I’ve been surprised by how popular the “Earth from Space” pattern is. I was less surprised that, almost as soon as it was available, I got an email from someone asking when there would be an “Earth from Space” pattern showing her part of the world — which turned out to be England. She said she didn’t mind if it was off in a corner as long as it was there. But as far as I’ve been able to find, the other daytime images of earth from space are centered on Saudi Arabia and mostly show a lot of Africa. If you use your imagination a bit, England IS there, but it just didn’t seem very satisfactory. So I was pleased to find a really beautiful (I think) image of earth at night centering on Europe. It has an edge of Canada, northern Africa, the middle east, India, most of Russia, and some of China. I don’t think you can see Australia — sorry, guys. The large sandy and icy areas are a deep blue and the shape of the continents is picked out in lights. This pattern will be released soon.
I thought it might be a nice pair with the other one but I had to make it larger than the first one to get the lights to show up well. If this one turns out to be popular as well, I may make a larger version of the other so that there are two with the earth the same size.
You just never know. I am from John Glenn’s hometown (although I usually think of it the other way around) but I have just never been that interested in the whole space shot thing. I know people who feel that they can never miss a one (going back 40+ years) but somehow after the first few I felt that they were all awfully … similar. I do really enjoy the pictures of other planets and galaxies and so on. It’s a beautiful universe!
August 19th, 2009
We’ve had quite a few requests for Andrew Wyeth’s work, most recently by someone who was enthusiastic enough to track down who I needed to contact about licensing it. I emailed and got a quick (and admittedly, courteous) response that they don’t license the work except for “art historical books and limited posters”. If I were 8 years old, I would wonder why some of these people are so stuck up, but I’m supposed to be more mature than that.
I am not deeply grieved, in reality, because I am not Andrew Wyeth’s biggest fan. Of course his work is very good, technically, but the colors are not to my taste, and the subject matter doesn’t move me (except for “Christina’s World”, which creeps me out — what sicko left that poor woman way out in the field dragging herself back to the house?).

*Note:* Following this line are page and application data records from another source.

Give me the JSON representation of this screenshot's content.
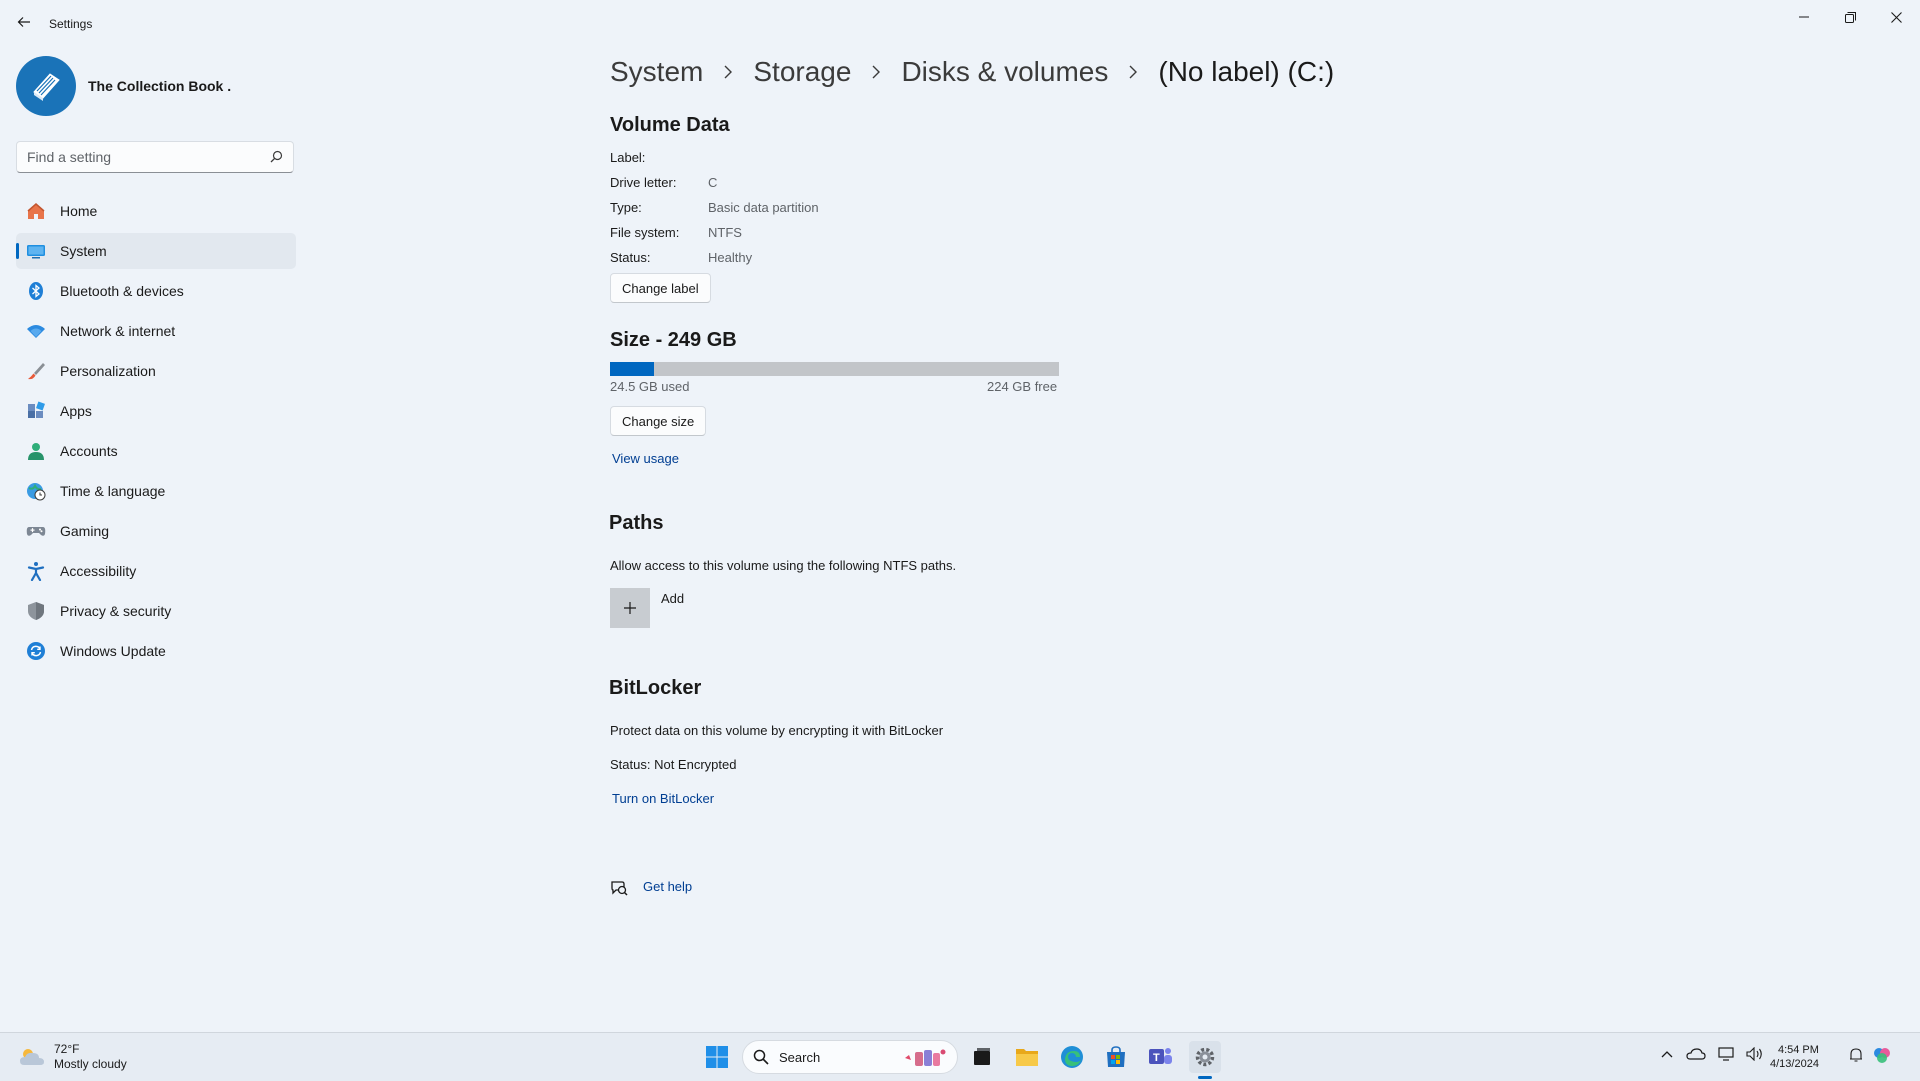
{
  "window": {
    "app_title": "Settings",
    "profile_name": "The Collection Book ."
  },
  "search": {
    "placeholder": "Find a setting"
  },
  "sidebar": {
    "items": [
      {
        "label": "Home",
        "icon": "home-icon"
      },
      {
        "label": "System",
        "icon": "system-icon",
        "selected": true
      },
      {
        "label": "Bluetooth & devices",
        "icon": "bluetooth-icon"
      },
      {
        "label": "Network & internet",
        "icon": "wifi-icon"
      },
      {
        "label": "Personalization",
        "icon": "brush-icon"
      },
      {
        "label": "Apps",
        "icon": "apps-icon"
      },
      {
        "label": "Accounts",
        "icon": "accounts-icon"
      },
      {
        "label": "Time & language",
        "icon": "globe-clock-icon"
      },
      {
        "label": "Gaming",
        "icon": "gamepad-icon"
      },
      {
        "label": "Accessibility",
        "icon": "accessibility-icon"
      },
      {
        "label": "Privacy & security",
        "icon": "shield-icon"
      },
      {
        "label": "Windows Update",
        "icon": "update-icon"
      }
    ]
  },
  "breadcrumb": [
    "System",
    "Storage",
    "Disks & volumes",
    "(No label) (C:)"
  ],
  "volume": {
    "title": "Volume Data",
    "fields": [
      {
        "key": "Label:",
        "value": ""
      },
      {
        "key": "Drive letter:",
        "value": "C"
      },
      {
        "key": "Type:",
        "value": "Basic data partition"
      },
      {
        "key": "File system:",
        "value": "NTFS"
      },
      {
        "key": "Status:",
        "value": "Healthy"
      }
    ],
    "change_label_button": "Change label"
  },
  "size": {
    "title": "Size - 249 GB",
    "used_text": "24.5 GB used",
    "free_text": "224 GB free",
    "used_fraction": 0.098,
    "change_size_button": "Change size",
    "view_usage_link": "View usage"
  },
  "paths": {
    "title": "Paths",
    "description": "Allow access to this volume using the following NTFS paths.",
    "add_label": "Add"
  },
  "bitlocker": {
    "title": "BitLocker",
    "description": "Protect data on this volume by encrypting it with BitLocker",
    "status": "Status: Not Encrypted",
    "turn_on_link": "Turn on BitLocker"
  },
  "help": {
    "get_help_link": "Get help"
  },
  "taskbar": {
    "weather_temp": "72°F",
    "weather_desc": "Mostly cloudy",
    "search_label": "Search",
    "time": "4:54 PM",
    "date": "4/13/2024"
  },
  "colors": {
    "accent": "#0067c0",
    "link": "#003e92",
    "background": "#eef3f9"
  }
}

My father was a big Wyeth fan, and I have been dragged to the Brandywine River Museum, which has a lot of assorted Wyeths, way more than I deserve. My dad was a big museum-goer in general, and it was always something of an ordeal, because there was no such thing as leaving before we had seen everything. That’s more fun some places than others, but it’s always exhausting. I’ve seen everything at the Franklin Institute (but don’t remember anything except the Foucault pendulum). I’ve seen everything at the Franklin Mint, where they have a gallery with every commemorative coin and little model car that they’ve ever made. Maybe, on all those occasions, he was tired too, and was waiting for me to say I was ready to go. I never sensed that but it is theoretically possible. When “Tora! Tora! Tora!” was in the theaters (yes, a LONG time ago) he wanted to go and I said fine. We saw it, and then the next movie was going to be “Herbie the Mixed-Up Volkswagen” or some title like that. He asked if I wanted to stay and see it and we did one of these “do you?” back-and-forth things and ended up staying. In retrospect, I am pretty sure that he didn’t want to see it, but at the time I couldn’t tell, and didn’t want to say I didn’t want to see it in case he did.
Anyway, fair or unfair, that’s one more thing I hold against Andrew Wyeth (the museum trips, not the movie. The movie is Walt Disney’s fault.)